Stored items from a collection
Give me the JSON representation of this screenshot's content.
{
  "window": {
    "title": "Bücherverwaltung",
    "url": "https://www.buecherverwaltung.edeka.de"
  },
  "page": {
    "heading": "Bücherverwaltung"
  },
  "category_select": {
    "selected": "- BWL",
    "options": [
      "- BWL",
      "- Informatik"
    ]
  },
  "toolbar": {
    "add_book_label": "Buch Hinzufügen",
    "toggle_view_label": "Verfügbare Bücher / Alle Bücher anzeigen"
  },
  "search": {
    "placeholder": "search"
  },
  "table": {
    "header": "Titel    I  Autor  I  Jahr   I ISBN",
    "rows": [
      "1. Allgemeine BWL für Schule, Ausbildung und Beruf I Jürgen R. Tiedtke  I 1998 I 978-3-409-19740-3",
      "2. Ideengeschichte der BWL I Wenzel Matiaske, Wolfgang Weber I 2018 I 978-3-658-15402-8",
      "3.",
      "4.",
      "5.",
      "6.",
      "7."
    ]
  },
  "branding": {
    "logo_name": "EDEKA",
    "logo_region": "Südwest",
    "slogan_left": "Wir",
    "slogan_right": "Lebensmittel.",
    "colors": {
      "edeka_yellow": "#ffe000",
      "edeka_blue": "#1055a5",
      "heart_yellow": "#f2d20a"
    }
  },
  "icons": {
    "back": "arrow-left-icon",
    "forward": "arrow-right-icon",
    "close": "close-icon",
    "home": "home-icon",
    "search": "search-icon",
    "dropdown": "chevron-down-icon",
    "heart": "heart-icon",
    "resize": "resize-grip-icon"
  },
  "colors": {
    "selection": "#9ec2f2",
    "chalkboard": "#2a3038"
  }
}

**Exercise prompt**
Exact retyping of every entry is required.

**Task answer**
Give me the JSON representation of this screenshot's content.
{
  "window": {
    "title": "Bücherverwaltung",
    "url": "https://www.buecherverwaltung.edeka.de"
  },
  "page": {
    "heading": "Bücherverwaltung"
  },
  "category_select": {
    "selected": "- BWL",
    "options": [
      "- BWL",
      "- Informatik"
    ]
  },
  "toolbar": {
    "add_book_label": "Buch Hinzufügen",
    "toggle_view_label": "Verfügbare Bücher / Alle Bücher anzeigen"
  },
  "search": {
    "placeholder": "search"
  },
  "table": {
    "header": "Titel    I  Autor  I  Jahr   I ISBN",
    "rows": [
      "1. Allgemeine BWL für Schule, Ausbildung und Beruf I Jürgen R. Tiedtke  I 1998 I 978-3-409-19740-3",
      "2. Ideengeschichte der BWL I Wenzel Matiaske, Wolfgang Weber I 2018 I 978-3-658-15402-8",
      "3.",
      "4.",
      "5.",
      "6.",
      "7."
    ]
  },
  "branding": {
    "logo_name": "EDEKA",
    "logo_region": "Südwest",
    "slogan_left": "Wir",
    "slogan_right": "Lebensmittel.",
    "colors": {
      "edeka_yellow": "#ffe000",
      "edeka_blue": "#1055a5",
      "heart_yellow": "#f2d20a"
    }
  },
  "icons": {
    "back": "arrow-left-icon",
    "forward": "arrow-right-icon",
    "close": "close-icon",
    "home": "home-icon",
    "search": "search-icon",
    "dropdown": "chevron-down-icon",
    "heart": "heart-icon",
    "resize": "resize-grip-icon"
  },
  "colors": {
    "selection": "#9ec2f2",
    "chalkboard": "#2a3038"
  }
}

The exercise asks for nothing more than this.